BEGIN RAW DATA

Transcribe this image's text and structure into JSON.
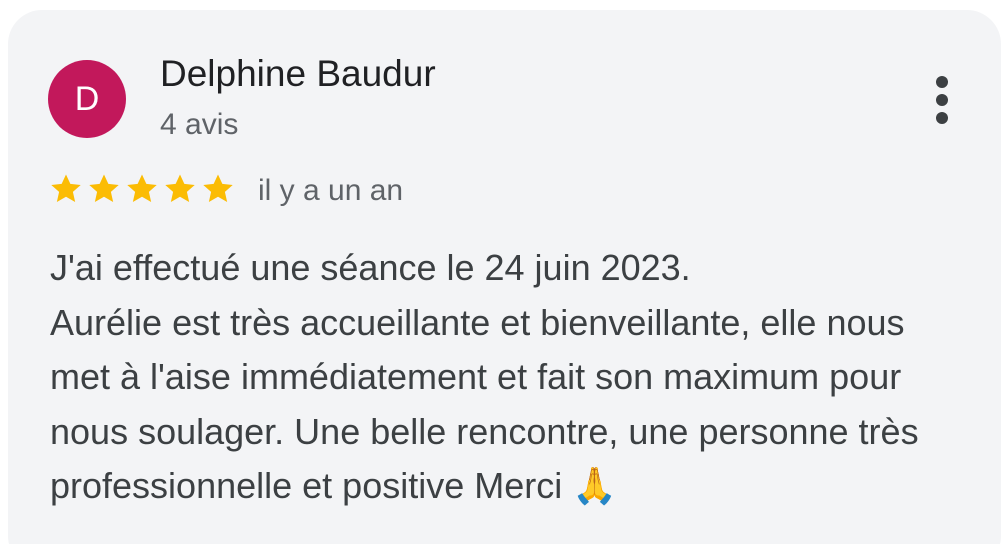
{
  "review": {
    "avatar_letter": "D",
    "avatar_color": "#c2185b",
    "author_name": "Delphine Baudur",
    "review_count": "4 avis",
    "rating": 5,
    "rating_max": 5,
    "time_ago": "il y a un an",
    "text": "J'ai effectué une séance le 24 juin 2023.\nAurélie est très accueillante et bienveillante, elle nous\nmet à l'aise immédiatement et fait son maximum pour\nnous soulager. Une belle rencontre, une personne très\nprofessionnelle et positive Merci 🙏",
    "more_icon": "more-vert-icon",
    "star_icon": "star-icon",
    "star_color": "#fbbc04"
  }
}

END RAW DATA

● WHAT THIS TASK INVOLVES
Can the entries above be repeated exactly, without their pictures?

● EXERCISE RESULT
Transcribe this image's text and structure into JSON.
{
  "review": {
    "avatar_letter": "D",
    "avatar_color": "#c2185b",
    "author_name": "Delphine Baudur",
    "review_count": "4 avis",
    "rating": 5,
    "rating_max": 5,
    "time_ago": "il y a un an",
    "text": "J'ai effectué une séance le 24 juin 2023.\nAurélie est très accueillante et bienveillante, elle nous\nmet à l'aise immédiatement et fait son maximum pour\nnous soulager. Une belle rencontre, une personne très\nprofessionnelle et positive Merci 🙏",
    "more_icon": "more-vert-icon",
    "star_icon": "star-icon",
    "star_color": "#fbbc04"
  }
}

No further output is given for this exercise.